TASK TO CARRY OUT: Return all lines of the records that contain the word "report".

RECORDS PROVIDED:
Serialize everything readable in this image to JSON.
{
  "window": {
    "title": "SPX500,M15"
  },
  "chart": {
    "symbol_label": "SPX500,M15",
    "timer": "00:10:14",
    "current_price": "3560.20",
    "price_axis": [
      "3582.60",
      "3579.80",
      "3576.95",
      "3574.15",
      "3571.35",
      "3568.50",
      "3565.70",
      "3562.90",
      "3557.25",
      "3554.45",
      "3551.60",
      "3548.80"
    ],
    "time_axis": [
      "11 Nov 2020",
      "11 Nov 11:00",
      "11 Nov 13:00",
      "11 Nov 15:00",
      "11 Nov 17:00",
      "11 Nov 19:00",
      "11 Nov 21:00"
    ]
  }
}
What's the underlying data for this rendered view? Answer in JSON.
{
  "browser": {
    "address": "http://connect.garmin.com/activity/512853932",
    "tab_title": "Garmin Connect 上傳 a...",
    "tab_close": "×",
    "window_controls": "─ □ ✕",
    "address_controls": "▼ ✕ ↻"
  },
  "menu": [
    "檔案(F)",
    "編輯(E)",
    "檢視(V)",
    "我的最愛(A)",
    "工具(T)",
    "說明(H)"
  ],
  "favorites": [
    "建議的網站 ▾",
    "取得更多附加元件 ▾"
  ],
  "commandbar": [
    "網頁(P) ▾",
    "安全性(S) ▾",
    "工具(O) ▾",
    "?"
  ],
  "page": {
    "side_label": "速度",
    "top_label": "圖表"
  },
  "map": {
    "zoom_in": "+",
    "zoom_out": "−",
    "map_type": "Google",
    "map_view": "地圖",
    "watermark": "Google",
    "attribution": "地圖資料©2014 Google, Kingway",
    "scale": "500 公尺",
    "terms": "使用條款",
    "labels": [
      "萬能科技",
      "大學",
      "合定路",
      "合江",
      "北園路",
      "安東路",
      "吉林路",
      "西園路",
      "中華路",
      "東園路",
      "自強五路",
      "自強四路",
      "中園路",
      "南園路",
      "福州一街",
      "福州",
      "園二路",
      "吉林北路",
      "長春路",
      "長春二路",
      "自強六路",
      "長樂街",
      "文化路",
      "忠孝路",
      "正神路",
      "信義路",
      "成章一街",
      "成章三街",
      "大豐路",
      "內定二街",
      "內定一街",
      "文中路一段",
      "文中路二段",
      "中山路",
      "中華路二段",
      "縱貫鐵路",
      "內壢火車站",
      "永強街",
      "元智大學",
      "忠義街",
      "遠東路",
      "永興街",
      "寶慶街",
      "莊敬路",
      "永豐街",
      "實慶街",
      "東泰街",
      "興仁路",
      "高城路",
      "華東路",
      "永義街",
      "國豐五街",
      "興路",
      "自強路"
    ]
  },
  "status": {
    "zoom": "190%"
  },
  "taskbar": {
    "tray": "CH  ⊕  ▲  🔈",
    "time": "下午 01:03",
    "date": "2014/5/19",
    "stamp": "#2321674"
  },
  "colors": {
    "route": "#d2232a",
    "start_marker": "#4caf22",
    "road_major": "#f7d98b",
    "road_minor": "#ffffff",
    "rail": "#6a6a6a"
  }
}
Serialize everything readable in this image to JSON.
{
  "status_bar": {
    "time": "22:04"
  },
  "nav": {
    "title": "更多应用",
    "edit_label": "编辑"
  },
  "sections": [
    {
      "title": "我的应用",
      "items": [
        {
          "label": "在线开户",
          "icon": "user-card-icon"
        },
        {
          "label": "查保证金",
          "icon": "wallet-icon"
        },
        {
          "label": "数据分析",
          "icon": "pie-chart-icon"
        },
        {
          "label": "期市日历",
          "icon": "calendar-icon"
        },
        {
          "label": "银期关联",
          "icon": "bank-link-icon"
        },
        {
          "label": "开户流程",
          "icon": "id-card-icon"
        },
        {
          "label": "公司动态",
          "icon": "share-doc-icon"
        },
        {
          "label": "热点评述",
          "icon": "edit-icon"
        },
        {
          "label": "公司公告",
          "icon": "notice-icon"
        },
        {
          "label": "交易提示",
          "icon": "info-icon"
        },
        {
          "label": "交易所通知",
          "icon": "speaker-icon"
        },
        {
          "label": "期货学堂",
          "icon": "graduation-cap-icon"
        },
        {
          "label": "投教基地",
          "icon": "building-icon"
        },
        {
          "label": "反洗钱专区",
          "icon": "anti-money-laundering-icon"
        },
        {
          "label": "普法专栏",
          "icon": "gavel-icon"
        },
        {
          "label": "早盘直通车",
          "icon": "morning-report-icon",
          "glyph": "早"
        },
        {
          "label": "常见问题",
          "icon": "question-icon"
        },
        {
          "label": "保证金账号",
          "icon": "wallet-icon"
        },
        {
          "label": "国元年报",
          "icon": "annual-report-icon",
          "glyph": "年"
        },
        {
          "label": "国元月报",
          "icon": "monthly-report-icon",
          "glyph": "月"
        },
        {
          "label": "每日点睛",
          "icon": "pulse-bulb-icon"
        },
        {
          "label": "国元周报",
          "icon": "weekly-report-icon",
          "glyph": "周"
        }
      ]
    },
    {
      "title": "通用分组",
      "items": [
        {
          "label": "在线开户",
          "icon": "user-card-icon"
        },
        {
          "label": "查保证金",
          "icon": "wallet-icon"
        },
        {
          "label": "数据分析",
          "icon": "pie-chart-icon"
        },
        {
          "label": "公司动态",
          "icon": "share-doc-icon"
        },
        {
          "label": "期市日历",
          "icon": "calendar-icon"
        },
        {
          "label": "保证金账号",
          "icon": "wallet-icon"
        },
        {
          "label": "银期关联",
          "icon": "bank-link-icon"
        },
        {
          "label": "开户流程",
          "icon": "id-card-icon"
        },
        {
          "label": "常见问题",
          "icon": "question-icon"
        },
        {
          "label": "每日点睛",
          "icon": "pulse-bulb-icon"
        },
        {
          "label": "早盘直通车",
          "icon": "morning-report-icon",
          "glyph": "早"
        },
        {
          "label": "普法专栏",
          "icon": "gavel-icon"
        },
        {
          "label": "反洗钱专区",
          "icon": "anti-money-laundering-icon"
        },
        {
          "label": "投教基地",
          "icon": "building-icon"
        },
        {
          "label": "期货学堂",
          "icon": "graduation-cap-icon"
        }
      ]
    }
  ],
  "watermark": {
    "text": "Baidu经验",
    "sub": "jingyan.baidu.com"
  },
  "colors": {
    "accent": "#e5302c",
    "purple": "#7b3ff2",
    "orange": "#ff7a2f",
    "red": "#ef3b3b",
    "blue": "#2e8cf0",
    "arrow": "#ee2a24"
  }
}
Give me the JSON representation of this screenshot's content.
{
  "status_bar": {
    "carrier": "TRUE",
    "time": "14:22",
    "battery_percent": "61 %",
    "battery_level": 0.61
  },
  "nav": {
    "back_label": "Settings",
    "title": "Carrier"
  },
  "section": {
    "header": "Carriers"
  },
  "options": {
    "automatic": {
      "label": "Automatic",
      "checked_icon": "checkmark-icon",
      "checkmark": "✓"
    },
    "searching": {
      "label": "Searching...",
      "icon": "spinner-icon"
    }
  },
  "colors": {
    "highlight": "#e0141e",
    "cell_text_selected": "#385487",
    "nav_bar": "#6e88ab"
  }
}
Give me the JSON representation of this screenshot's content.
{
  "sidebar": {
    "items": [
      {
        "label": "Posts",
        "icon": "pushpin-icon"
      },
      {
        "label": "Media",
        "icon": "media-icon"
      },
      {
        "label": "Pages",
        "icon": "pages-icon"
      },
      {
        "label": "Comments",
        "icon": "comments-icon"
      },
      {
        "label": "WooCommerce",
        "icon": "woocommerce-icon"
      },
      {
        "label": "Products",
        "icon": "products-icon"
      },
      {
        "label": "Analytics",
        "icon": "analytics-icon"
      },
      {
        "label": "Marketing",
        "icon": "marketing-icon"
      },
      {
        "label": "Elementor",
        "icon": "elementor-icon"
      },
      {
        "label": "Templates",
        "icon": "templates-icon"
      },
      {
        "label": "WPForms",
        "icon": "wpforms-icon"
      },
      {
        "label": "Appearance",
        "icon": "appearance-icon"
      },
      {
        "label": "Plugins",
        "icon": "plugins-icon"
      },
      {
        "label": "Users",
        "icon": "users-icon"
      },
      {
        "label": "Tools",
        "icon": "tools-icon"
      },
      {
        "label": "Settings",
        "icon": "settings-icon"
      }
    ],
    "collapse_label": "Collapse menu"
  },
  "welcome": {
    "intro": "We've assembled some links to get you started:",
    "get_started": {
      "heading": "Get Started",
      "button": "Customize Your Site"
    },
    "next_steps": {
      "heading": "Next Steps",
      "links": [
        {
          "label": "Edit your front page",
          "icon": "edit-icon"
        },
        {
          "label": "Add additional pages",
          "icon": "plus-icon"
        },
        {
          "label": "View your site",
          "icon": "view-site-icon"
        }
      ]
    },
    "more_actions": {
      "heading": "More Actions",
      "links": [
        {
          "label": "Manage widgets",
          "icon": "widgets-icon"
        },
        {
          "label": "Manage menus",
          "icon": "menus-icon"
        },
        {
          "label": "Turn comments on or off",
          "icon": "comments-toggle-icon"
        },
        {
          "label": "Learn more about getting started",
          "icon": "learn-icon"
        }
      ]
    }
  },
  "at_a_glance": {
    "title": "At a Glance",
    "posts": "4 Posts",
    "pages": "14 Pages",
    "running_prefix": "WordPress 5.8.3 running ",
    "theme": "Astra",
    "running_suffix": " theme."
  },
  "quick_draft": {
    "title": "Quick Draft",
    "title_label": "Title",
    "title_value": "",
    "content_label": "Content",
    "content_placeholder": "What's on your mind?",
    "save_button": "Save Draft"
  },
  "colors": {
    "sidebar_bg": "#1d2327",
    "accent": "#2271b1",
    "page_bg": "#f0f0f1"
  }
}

OUTPUT FOR THIS TASK:
          "icon": "morning-report-icon",
          "icon": "annual-report-icon",
          "icon": "monthly-report-icon",
          "icon": "weekly-report-icon",
          "icon": "morning-report-icon",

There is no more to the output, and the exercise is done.